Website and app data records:
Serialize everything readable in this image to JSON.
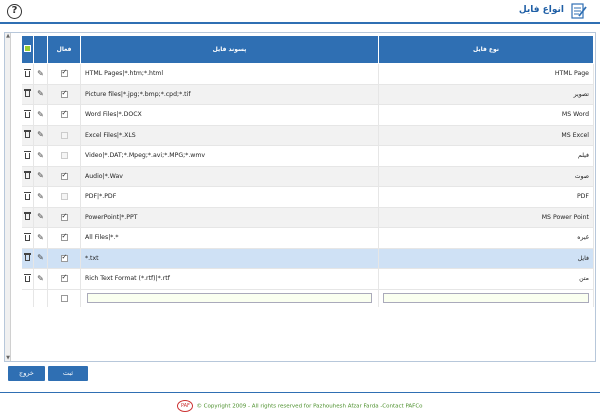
{
  "header": {
    "title": "انواع فایل",
    "help": "?"
  },
  "table": {
    "columns": {
      "enabled": "فعال",
      "extension": "پسوند فایل",
      "type": "نوع فایل"
    },
    "rows": [
      {
        "ext": "HTML Pages|*.htm;*.html",
        "type": "HTML Page",
        "checked": true
      },
      {
        "ext": "Picture files|*.jpg;*.bmp;*.cpd;*.tif",
        "type": "تصویر",
        "checked": true
      },
      {
        "ext": "Word Files|*.DOCX",
        "type": "MS Word",
        "checked": true
      },
      {
        "ext": "Excel Files|*.XLS",
        "type": "MS Excel",
        "checked": false
      },
      {
        "ext": "Video|*.DAT;*.Mpeg;*.avi;*.MPG;*.wmv",
        "type": "فیلم",
        "checked": false
      },
      {
        "ext": "Audio|*.Wav",
        "type": "صوت",
        "checked": true
      },
      {
        "ext": "PDF|*.PDF",
        "type": "PDF",
        "checked": false
      },
      {
        "ext": "PowerPoint|*.PPT",
        "type": "MS Power Point",
        "checked": true
      },
      {
        "ext": "All Files|*.*",
        "type": "غیره",
        "checked": true
      },
      {
        "ext": "*.txt",
        "type": "فایل",
        "checked": true
      },
      {
        "ext": "Rich Text Format (*.rtf)|*.rtf",
        "type": "متن",
        "checked": true
      }
    ]
  },
  "buttons": {
    "save": "ثبت",
    "exit": "خروج"
  },
  "footer": {
    "logo": "PAF",
    "text": "© Copyright 2009 - All rights reserved for Pazhouhesh Afzar Farda -Contact PAFCo"
  },
  "colors": {
    "accent": "#2f6fb3",
    "selected_row": "#cfe1f5",
    "footer_text": "#4a8f2a"
  }
}
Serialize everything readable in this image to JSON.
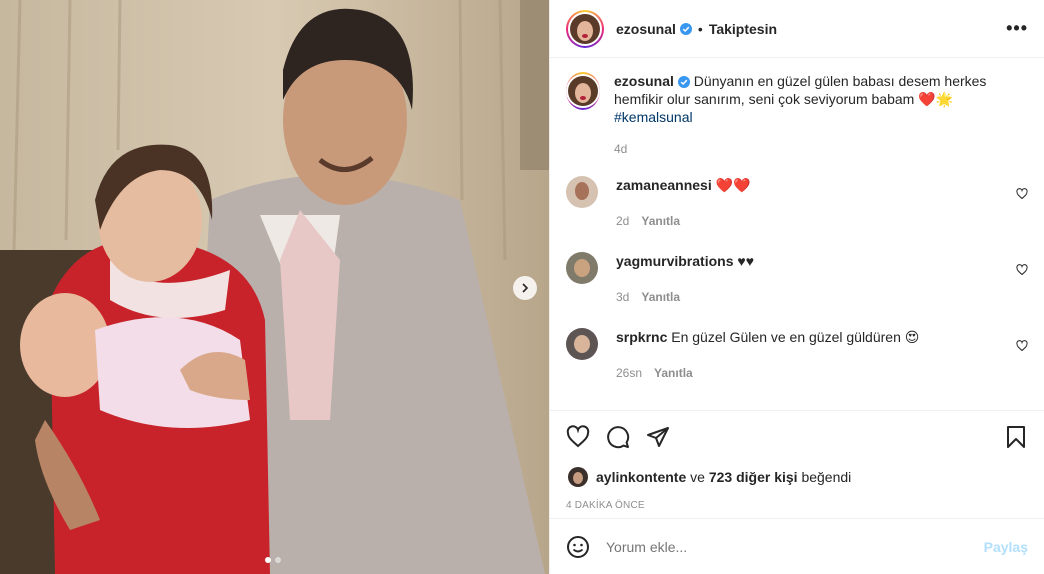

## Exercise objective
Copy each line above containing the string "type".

## Answer to this exercise
      "type": "نوع فایل"
        "type": "HTML Page",
        "type": "تصویر",
        "type": "MS Word",
        "type": "MS Excel",
        "type": "فیلم",
        "type": "صوت",
        "type": "PDF",
        "type": "MS Power Point",
        "type": "غیره",
        "type": "فایل",
        "type": "متن",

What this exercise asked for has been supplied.